The shadowy presence of the depressed and apathetic Mortmain hangs over the castle, but it is the women who dominate the book. Clever, perceptive Cassandra, who tells the story through her journal; sulky, dissatisfied Rose, a beauty without Cassandra's brains, whose only escape, as she sees it, is marriage to a rich man; and the immortal Topaz, their young and beautiful stepmother, a hippy well before her time, who enjoys naked hilltop dancing, baking and playing the lute.
THE question you are most frequently asked as an author is: "Where do you get your ideas from?" I find it very frustrating because, speaking personally, I haven't got the faintest idea where my ideas come from, or how my imagination works. I'm just grateful that it does, because it gives me more entertainment than it gives anyone else.
My favourite writer of all time is Jane Austen. I'm excruciating company when watching a Jane Austen television or film adaptation because I writhe with irritation whenever I see a large, florid actor playing Mr Woodhouse - or Mr Darcy taking a gratuitous dip because apparently he isn't sexy enough without a wet shirt. My attitude to Jane Austen is accurately summed up by that wonderful line from Cold Comfort Farm: "One of the disadvantages of almost universal education was that all kinds of people gained a familiarity with one's favourite books. It gave one a curious feeling; like seeing a drunken stranger wrapped in one's dressing gown."
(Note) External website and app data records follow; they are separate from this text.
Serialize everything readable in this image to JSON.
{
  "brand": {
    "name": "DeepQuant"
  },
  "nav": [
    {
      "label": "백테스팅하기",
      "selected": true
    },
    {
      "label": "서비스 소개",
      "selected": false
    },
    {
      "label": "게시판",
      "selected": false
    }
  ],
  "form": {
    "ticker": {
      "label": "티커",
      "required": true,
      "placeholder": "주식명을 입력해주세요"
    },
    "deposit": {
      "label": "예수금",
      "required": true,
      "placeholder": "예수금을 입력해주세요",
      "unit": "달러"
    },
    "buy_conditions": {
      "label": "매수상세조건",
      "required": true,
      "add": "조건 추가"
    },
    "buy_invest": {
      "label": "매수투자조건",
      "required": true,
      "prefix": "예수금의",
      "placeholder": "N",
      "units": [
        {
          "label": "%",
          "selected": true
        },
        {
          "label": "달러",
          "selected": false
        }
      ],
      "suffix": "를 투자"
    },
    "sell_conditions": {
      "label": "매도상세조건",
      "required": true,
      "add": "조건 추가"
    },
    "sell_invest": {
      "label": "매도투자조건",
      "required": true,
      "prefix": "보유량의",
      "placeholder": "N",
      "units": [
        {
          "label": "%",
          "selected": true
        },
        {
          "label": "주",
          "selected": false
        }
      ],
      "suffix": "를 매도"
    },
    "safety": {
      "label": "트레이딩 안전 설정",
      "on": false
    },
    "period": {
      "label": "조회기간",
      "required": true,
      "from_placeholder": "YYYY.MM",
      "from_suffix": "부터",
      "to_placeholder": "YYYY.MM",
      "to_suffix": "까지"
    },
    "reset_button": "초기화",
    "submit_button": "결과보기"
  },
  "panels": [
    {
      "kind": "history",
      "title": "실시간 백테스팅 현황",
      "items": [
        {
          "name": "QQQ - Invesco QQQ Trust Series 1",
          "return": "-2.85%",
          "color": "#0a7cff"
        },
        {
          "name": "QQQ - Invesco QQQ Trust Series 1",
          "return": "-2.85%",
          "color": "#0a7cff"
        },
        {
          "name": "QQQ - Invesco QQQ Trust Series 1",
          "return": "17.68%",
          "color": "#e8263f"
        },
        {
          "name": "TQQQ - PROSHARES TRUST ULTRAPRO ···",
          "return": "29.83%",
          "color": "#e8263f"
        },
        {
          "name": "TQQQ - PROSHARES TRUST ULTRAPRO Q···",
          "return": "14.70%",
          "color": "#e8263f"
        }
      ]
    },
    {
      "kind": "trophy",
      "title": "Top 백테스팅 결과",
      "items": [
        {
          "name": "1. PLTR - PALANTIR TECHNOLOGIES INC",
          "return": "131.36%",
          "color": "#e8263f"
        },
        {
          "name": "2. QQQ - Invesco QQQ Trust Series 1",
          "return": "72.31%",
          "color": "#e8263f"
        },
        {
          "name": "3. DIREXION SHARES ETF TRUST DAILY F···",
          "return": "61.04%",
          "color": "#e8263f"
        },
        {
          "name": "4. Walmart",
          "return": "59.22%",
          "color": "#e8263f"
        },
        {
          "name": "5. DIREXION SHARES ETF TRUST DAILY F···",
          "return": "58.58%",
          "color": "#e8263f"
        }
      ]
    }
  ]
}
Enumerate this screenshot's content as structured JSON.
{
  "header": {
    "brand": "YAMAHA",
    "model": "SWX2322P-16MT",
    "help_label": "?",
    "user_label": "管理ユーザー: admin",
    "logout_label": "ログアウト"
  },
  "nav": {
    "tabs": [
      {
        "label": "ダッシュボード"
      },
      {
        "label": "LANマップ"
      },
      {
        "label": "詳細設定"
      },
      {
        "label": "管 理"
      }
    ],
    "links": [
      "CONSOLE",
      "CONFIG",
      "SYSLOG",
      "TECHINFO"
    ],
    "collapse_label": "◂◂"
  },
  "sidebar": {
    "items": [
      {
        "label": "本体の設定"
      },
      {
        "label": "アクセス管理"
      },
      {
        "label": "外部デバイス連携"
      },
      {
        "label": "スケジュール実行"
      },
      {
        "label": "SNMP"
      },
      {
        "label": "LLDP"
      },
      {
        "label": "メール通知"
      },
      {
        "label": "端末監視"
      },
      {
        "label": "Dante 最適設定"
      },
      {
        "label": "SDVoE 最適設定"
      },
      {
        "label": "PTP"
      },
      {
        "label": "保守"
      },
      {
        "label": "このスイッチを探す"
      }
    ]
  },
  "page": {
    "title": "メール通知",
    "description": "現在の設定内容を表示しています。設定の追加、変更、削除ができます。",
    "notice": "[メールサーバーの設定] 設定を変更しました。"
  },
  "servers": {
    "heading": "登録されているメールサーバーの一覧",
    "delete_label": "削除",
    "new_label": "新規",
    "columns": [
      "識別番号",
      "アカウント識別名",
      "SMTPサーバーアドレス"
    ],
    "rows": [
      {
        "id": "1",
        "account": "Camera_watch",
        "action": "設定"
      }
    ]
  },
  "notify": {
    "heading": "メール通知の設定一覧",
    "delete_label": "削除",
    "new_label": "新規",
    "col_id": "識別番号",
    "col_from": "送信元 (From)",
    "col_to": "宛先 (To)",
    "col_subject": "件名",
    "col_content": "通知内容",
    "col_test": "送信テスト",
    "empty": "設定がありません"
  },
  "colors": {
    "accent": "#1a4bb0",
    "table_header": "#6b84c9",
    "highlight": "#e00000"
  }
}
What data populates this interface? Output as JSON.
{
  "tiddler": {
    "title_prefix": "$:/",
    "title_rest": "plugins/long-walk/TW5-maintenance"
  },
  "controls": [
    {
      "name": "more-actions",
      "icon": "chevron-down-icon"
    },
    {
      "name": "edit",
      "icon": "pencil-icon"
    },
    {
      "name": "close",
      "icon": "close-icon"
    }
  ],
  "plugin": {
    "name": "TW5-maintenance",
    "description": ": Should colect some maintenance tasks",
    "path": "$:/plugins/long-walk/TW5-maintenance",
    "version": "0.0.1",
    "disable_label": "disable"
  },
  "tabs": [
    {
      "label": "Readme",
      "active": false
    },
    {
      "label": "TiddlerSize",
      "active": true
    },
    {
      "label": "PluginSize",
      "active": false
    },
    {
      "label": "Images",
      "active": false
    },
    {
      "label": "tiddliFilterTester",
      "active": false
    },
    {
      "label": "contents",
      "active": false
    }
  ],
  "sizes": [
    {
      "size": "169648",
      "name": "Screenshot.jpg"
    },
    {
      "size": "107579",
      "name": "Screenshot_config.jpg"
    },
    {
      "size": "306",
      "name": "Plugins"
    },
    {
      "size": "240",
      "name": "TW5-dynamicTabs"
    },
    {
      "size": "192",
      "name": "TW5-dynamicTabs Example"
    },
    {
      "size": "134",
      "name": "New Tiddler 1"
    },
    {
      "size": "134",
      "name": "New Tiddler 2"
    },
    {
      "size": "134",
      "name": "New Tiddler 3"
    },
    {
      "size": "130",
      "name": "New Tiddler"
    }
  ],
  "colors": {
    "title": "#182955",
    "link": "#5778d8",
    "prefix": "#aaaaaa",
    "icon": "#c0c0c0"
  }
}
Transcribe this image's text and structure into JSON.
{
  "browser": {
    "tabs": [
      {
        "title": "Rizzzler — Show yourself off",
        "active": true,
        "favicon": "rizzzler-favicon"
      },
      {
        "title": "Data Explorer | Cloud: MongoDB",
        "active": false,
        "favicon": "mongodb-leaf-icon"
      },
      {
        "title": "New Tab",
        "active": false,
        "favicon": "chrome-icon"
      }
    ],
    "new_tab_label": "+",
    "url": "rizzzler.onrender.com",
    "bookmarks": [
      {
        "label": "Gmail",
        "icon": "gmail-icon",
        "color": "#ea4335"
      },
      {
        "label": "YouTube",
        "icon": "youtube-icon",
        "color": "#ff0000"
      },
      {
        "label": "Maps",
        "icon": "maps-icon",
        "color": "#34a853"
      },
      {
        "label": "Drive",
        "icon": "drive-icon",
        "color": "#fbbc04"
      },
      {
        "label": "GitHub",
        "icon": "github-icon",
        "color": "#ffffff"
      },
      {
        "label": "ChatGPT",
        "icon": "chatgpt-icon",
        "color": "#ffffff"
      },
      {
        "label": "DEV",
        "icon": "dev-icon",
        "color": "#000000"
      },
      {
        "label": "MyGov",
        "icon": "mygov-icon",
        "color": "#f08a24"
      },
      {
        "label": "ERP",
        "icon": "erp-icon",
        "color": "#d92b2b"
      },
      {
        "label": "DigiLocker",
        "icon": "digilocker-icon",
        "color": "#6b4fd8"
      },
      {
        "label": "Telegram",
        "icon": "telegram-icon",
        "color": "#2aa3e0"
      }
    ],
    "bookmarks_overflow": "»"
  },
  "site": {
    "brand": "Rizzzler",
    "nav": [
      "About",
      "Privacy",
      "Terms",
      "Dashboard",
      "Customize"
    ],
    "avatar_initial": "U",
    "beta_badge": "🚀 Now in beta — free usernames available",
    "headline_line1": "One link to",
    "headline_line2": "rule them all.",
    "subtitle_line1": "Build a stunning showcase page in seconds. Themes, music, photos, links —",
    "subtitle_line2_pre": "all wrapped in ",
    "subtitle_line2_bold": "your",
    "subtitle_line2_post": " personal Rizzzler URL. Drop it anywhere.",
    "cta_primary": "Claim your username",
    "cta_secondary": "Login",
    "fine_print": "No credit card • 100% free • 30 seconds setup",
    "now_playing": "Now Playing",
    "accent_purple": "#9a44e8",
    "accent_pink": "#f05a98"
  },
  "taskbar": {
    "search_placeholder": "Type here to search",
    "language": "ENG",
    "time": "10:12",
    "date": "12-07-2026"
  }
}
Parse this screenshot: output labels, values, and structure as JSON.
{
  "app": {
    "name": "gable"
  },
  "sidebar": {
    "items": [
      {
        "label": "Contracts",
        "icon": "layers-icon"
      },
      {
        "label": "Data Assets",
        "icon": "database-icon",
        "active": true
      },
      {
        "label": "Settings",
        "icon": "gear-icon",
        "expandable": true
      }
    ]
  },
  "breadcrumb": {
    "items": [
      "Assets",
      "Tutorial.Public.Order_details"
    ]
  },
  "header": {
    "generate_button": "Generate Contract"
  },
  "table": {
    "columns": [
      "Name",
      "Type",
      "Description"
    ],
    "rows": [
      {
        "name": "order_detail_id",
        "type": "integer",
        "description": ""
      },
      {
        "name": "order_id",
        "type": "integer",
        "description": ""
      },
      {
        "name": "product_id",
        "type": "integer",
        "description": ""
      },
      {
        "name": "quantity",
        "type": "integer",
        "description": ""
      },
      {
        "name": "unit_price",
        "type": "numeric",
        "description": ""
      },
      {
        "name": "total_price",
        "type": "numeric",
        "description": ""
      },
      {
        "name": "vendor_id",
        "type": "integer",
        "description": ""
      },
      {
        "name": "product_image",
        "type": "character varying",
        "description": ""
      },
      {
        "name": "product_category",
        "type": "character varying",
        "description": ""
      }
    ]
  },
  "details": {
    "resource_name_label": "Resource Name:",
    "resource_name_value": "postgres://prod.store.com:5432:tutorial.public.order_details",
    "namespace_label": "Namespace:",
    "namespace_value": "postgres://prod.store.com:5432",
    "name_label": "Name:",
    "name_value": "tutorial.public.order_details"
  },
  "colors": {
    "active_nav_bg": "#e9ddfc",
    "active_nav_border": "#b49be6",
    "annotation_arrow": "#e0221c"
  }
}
I re-read Austen's novels in rotation - I've just started Mansfield Park again. I could have chosen any number of passages from each of her novels, but I finally settled on Emma, which is the most skilfully managed mystery I've ever read and has the merit of having a heroine who annoys me because she is in some ways so like me. I must have read it at least 20 times, always wondering how I could have missed the glaringly obvious fact that Frank Churchill and Jane Fairfax were engaged all along. But I did miss it, and I've yet to meet a person who didn't, and I have never set up a surprise ending in a Harry Potter book without knowing I can never, and will never, do it anywhere near as well as Austen did in Emma.
Original page date 2 March 2007; last updated 2 March 2007.